      • Sept 1964 – Another race riot occurred
        • 13 people were killed and 106 were injured.
    • External Threat – The Indonesian Confrontation
      • Indonesian trade embargo – Singapore’s trade declined and some people were unemployed.
      • However Singapore was not severly affected as trade with other countries continued.
      • Violence and disruption of peace
        • Indonesian agents set off bombs – innocent people were killed and properties damaged.
        • By March 1965, 29 bombs had been set off in Singapore.
        • A voluntary Vigilant Corps was set up to help defend Singapore.
        • Confrontation ended in Aug 1966 when new Indonesian government took over.
    • Separation
      • 7 Aug 1965 Tunku Abdul Rahman announced that Malaysia will “expel” Singapore.
      • 9 Aug 1965 Lee Kuan Yew announced attainment of full independence.
        • Singapore became a Republic
        • Head of State – the President
        • Legislative Assembly was renamed Parliament, members known as Members of Parliament.
    • Challenges ahead
      • Economic – No natural resources and industries were not well-developed.
      • Defence – Singapore had to build up its own defence force to take over from the Malaysian and British military forces.

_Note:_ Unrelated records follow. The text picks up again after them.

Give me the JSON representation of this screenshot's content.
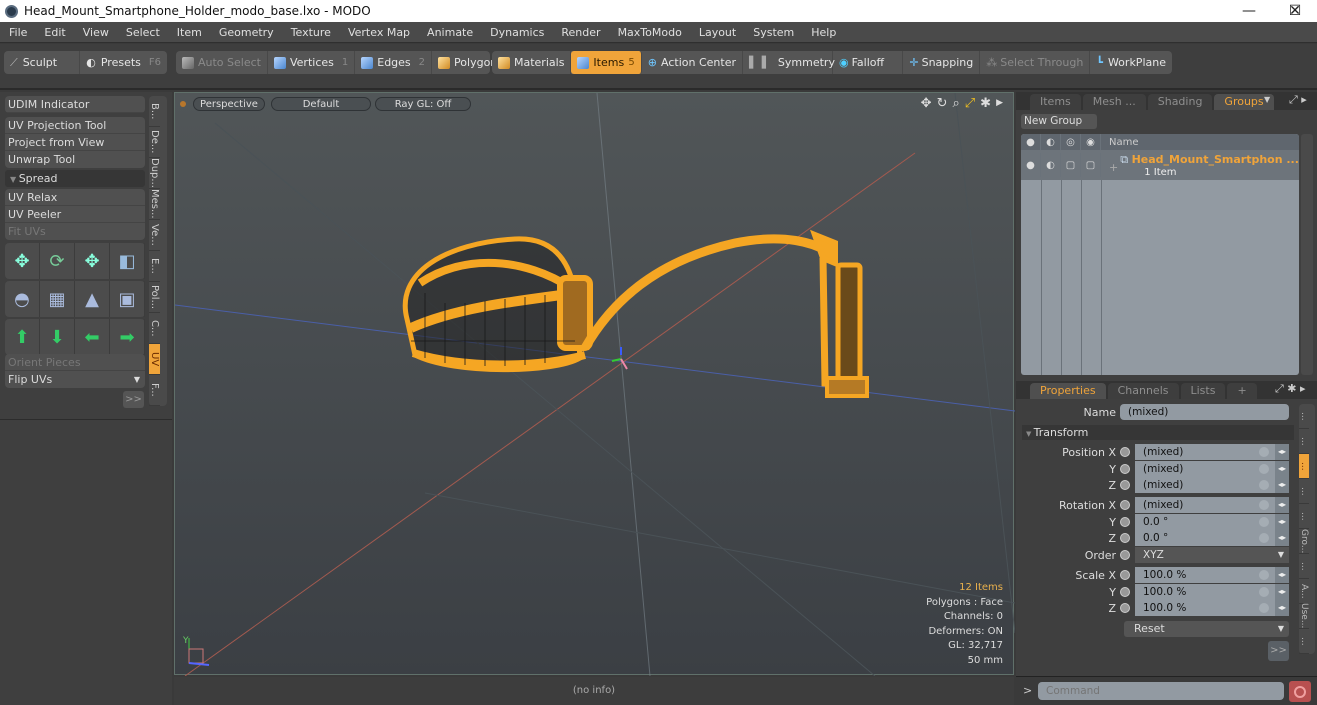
{
  "window": {
    "title": "Head_Mount_Smartphone_Holder_modo_base.lxo - MODO",
    "controls": {
      "minimize": "—",
      "maximize": "☐",
      "close": "✕"
    }
  },
  "menu": [
    "File",
    "Edit",
    "View",
    "Select",
    "Item",
    "Geometry",
    "Texture",
    "Vertex Map",
    "Animate",
    "Dynamics",
    "Render",
    "MaxToModo",
    "Layout",
    "System",
    "Help"
  ],
  "toolbar": {
    "sculpt": "Sculpt",
    "presets": "Presets",
    "presets_key": "F6",
    "auto_select": "Auto Select",
    "vertices": "Vertices",
    "vertices_key": "1",
    "edges": "Edges",
    "edges_key": "2",
    "polygons": "Polygons",
    "materials": "Materials",
    "items": "Items",
    "items_key": "5",
    "action_center": "Action Center",
    "symmetry": "Symmetry",
    "falloff": "Falloff",
    "snapping": "Snapping",
    "select_through": "Select Through",
    "workplane": "WorkPlane"
  },
  "left_panel": {
    "udim": "UDIM Indicator",
    "tools": [
      "UV Projection Tool",
      "Project from View",
      "Unwrap Tool"
    ],
    "spread_header": "Spread",
    "tools2": [
      "UV Relax",
      "UV Peeler",
      "Fit UVs"
    ],
    "orient_pieces": "Orient Pieces",
    "flip_uvs": "Flip UVs",
    "more": ">>",
    "vtabs": [
      "B...",
      "De...",
      "Dup...",
      "Mes...",
      "Ve...",
      "E...",
      "Pol...",
      "C...",
      "UV",
      "F..."
    ],
    "active_vtab": "UV"
  },
  "viewport": {
    "view": "Perspective",
    "shading": "Default",
    "raygl": "Ray GL: Off",
    "stats": {
      "items": "12 Items",
      "polygons": "Polygons : Face",
      "channels": "Channels: 0",
      "deformers": "Deformers: ON",
      "gl": "GL: 32,717",
      "scale": "50 mm"
    },
    "status": "(no info)",
    "axis_label": "Y"
  },
  "right_panel": {
    "top_tabs": [
      "Items",
      "Mesh ...",
      "Shading",
      "Groups"
    ],
    "active_top_tab": "Groups",
    "new_group": "New Group",
    "list_header_name": "Name",
    "group": {
      "name": "Head_Mount_Smartphon ...",
      "count": "1 Item"
    },
    "prop_tabs": [
      "Properties",
      "Channels",
      "Lists"
    ],
    "active_prop_tab": "Properties",
    "name_label": "Name",
    "name_value": "(mixed)",
    "transform_header": "Transform",
    "position": {
      "label_x": "Position X",
      "x": "(mixed)",
      "y": "(mixed)",
      "z": "(mixed)"
    },
    "rotation": {
      "label_x": "Rotation X",
      "x": "(mixed)",
      "y": "0.0 °",
      "z": "0.0 °"
    },
    "order": {
      "label": "Order",
      "value": "XYZ"
    },
    "scale": {
      "label_x": "Scale X",
      "x": "100.0 %",
      "y": "100.0 %",
      "z": "100.0 %"
    },
    "y_label": "Y",
    "z_label": "Z",
    "reset": "Reset",
    "more": ">>",
    "rvtabs": [
      "...",
      "...",
      "...",
      "...",
      "...",
      "Gro...",
      "...",
      "A...",
      "Use...",
      "..."
    ],
    "command_placeholder": "Command",
    "prompt": ">"
  },
  "colors": {
    "accent": "#f0a43a",
    "wireframe": "#f5a623"
  }
}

      • Housing – Steps had to be taken to meet the housing needs of its growing population.
    • Video